Thanks for all the responses. Let me try to reply to several of them in one comment.
Regarding new chips, thanks for mentioning them. I'll check out both the 1075T and 1035T to see what's on offer and what they cost.
Several of you recommended 880G based boards. I spent the morning checking out several of them. In most respects they are adequate for my need, but I don't like their limited PCI-e slot configurations. I already know I'll need to install at least 1 eSATA PCI-e card, and if I add another monitor (for a three monitor configuration) I'll need to add a video card. That doesn't leave much room for further expansion like an additional eSata card, a USB 3.0 card, or whatever might come along. I agree that the 890GX board is a little overkill but I'd rather have room to grow in whatever direction comes along.

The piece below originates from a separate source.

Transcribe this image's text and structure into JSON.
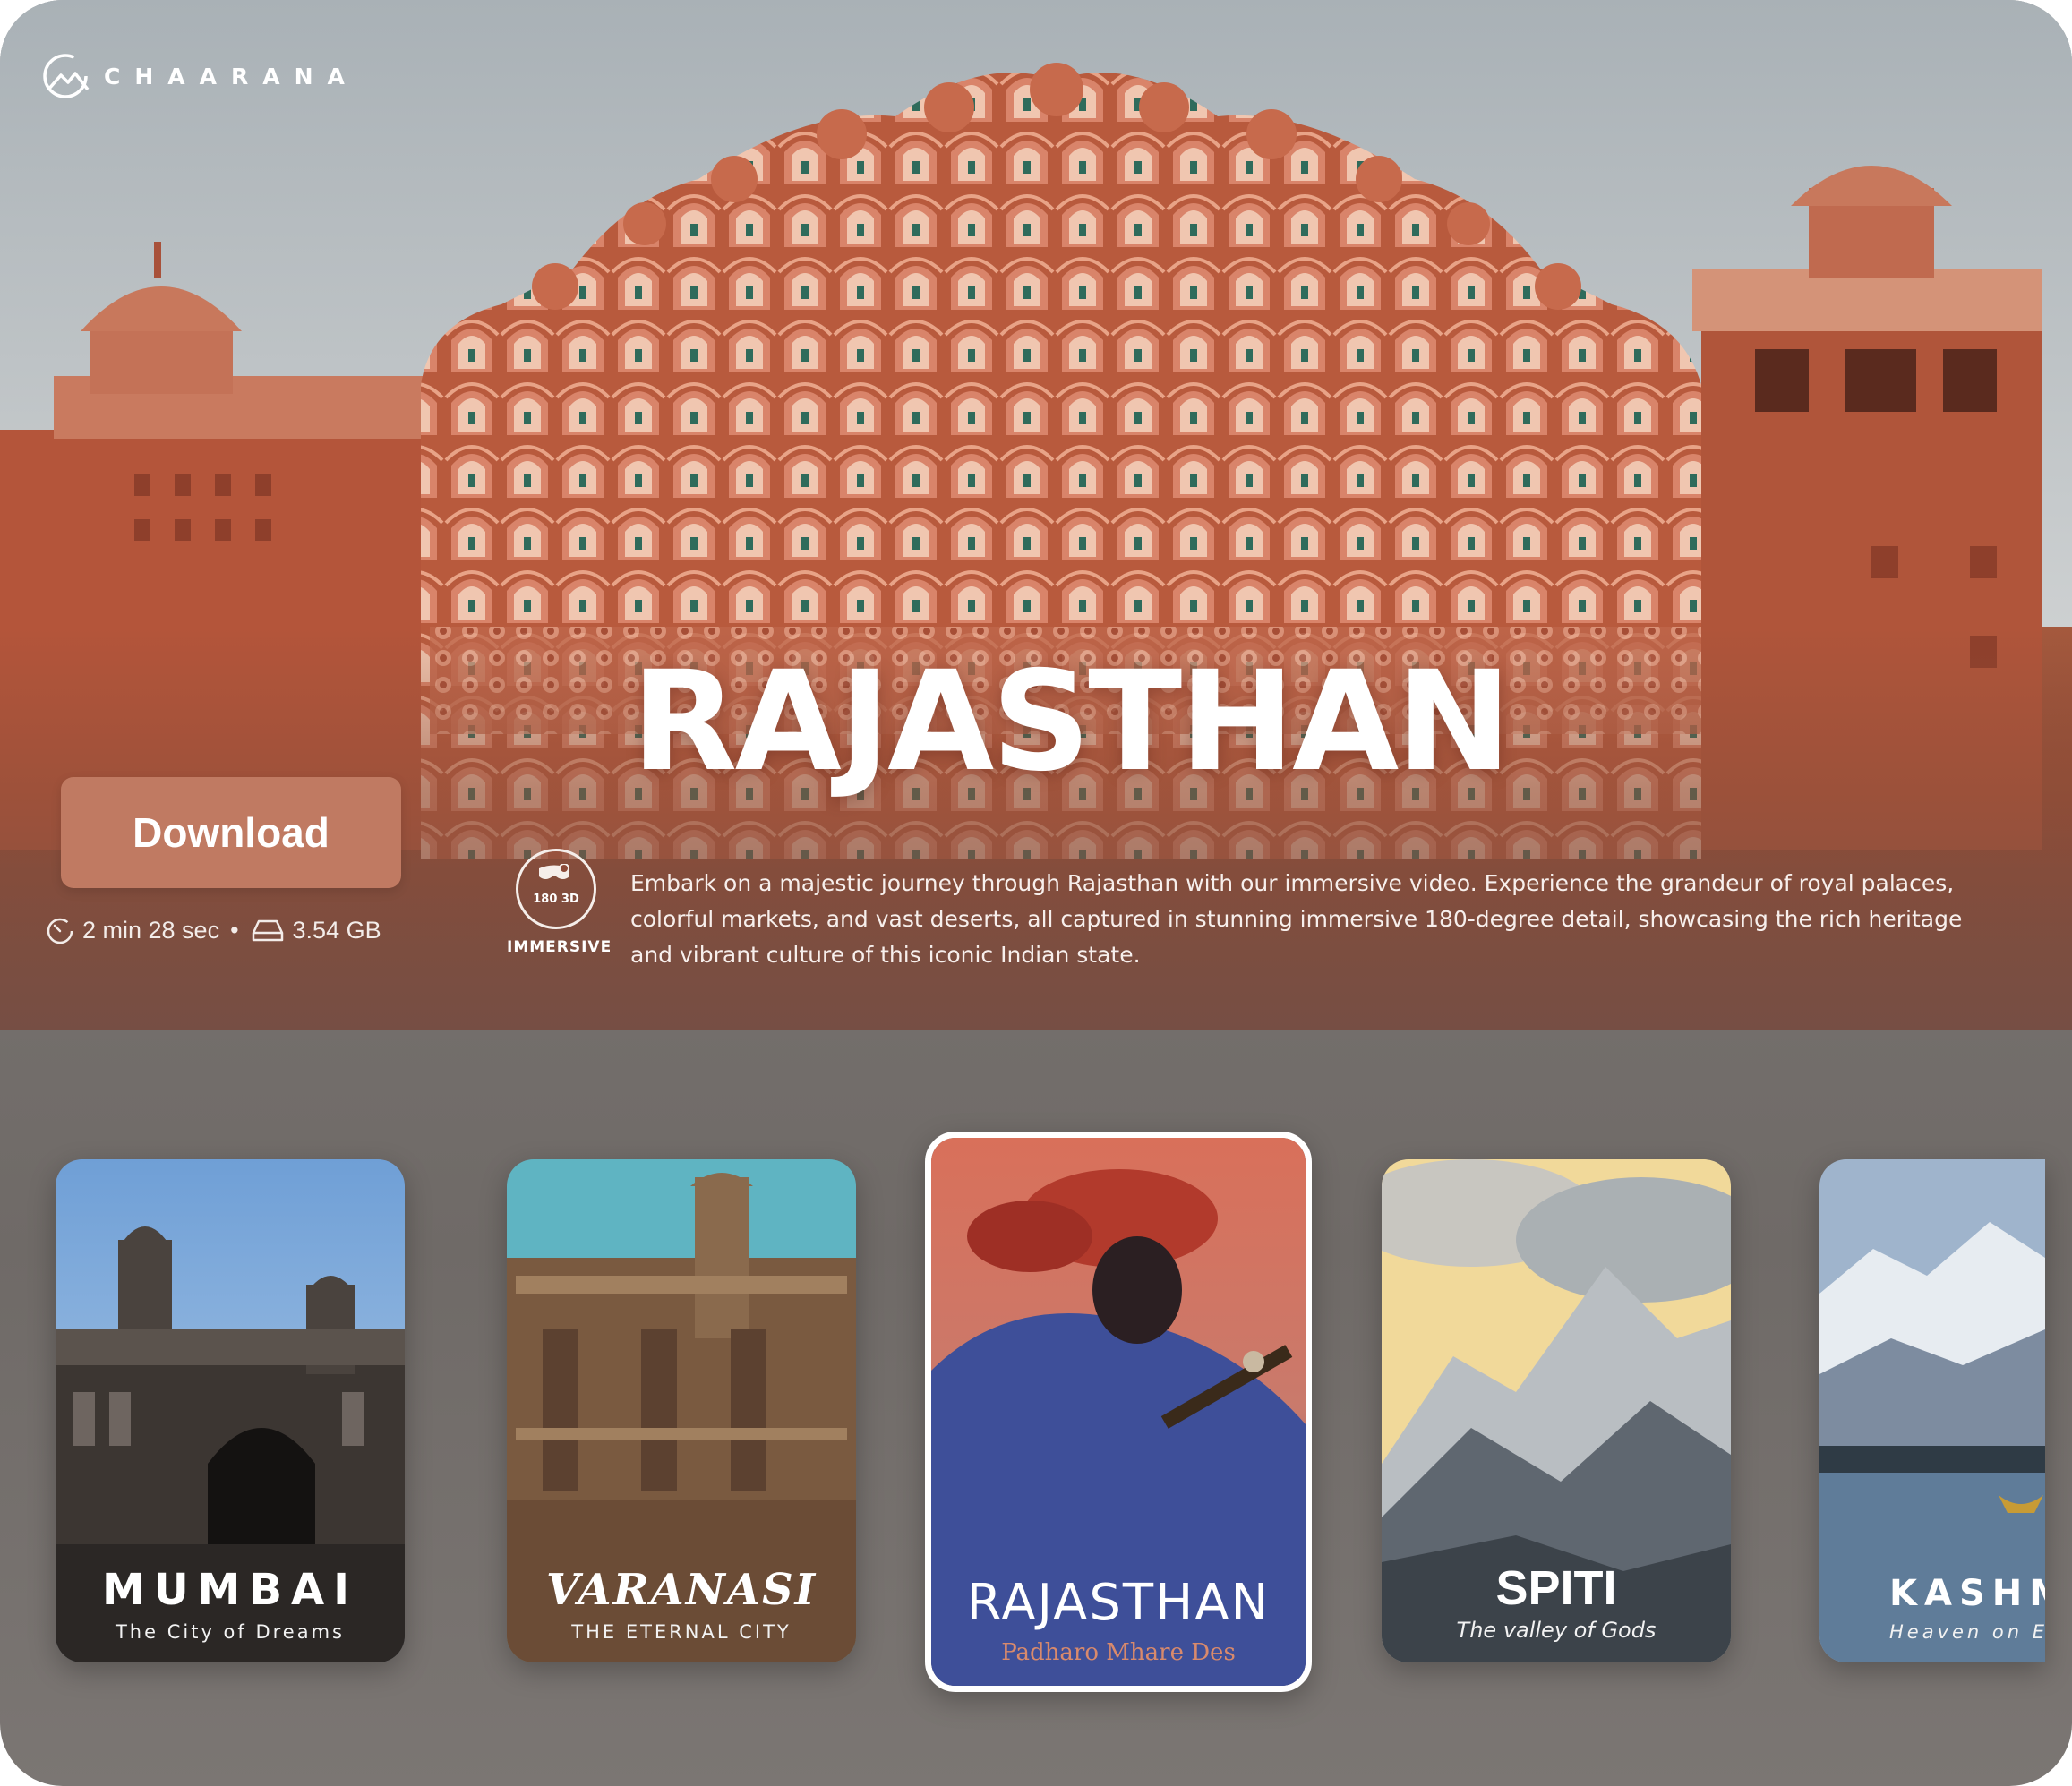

Several folks commented on the overkill of the 650 w psu. First I should say that I incorrectly specified the power supply. I did post the one I had intended to, but I had thought it was a modular power supply which it isn't. I spent some time with the eXtreme Power Supply Calculator and I agree that 650w is overkill. Even adding: an ATI Radeon™ HD 5450 card, 2 additional sata drives, an additional burner, three PCI-e x1 cards, and a few fans, I could only get to about 430w. I also used the simpler Newegg Calculator, also adding two extra hard drive, the same video card, and an extra burner and came in at 485w.
So, it would seem that 500-550w psu would be adequate, but I've yet to find one that is modular. I have found one that is still too big but is a good deal at Newegg, the Cooler Master Silent Pro M600 Power Supply. It's even available as part of a combo with the Cooler Master case I speced for $20 off. So my question is: Is there any downside to having a slightly too large psu, except perhaps a slightly larger utility bill? If so can anyone make a good recommendation on a modular 500-550w psu?
batuchka: Thanks. That is what I intend, if and when I add a third monitor, I'd add an inexpensive video card, something like the ATI Radeon™ HD 5450, to support the third monitor. My assumption has been that the IGP on the board could run Surround View on the two monitors I have now. I've not used Surround View, but I have been running nView on my current nVidia-based system to support a dual monitor setup, and I'm assuming Surround View works in a similar fashion. Do I have it right?
zipzoomflyhigl: Thanks. That's what I was looking for.
cmcghee358: Good to know. I'm pretty much a tyro when it comes to electricity. More out of curiousity than anything else, I've always wondered if, other things being equal, a larger power supply, lets say a 650w, drawing 450w would run cooler and perhaps last longer than, let's say a 500w psu, drawing the same wattage?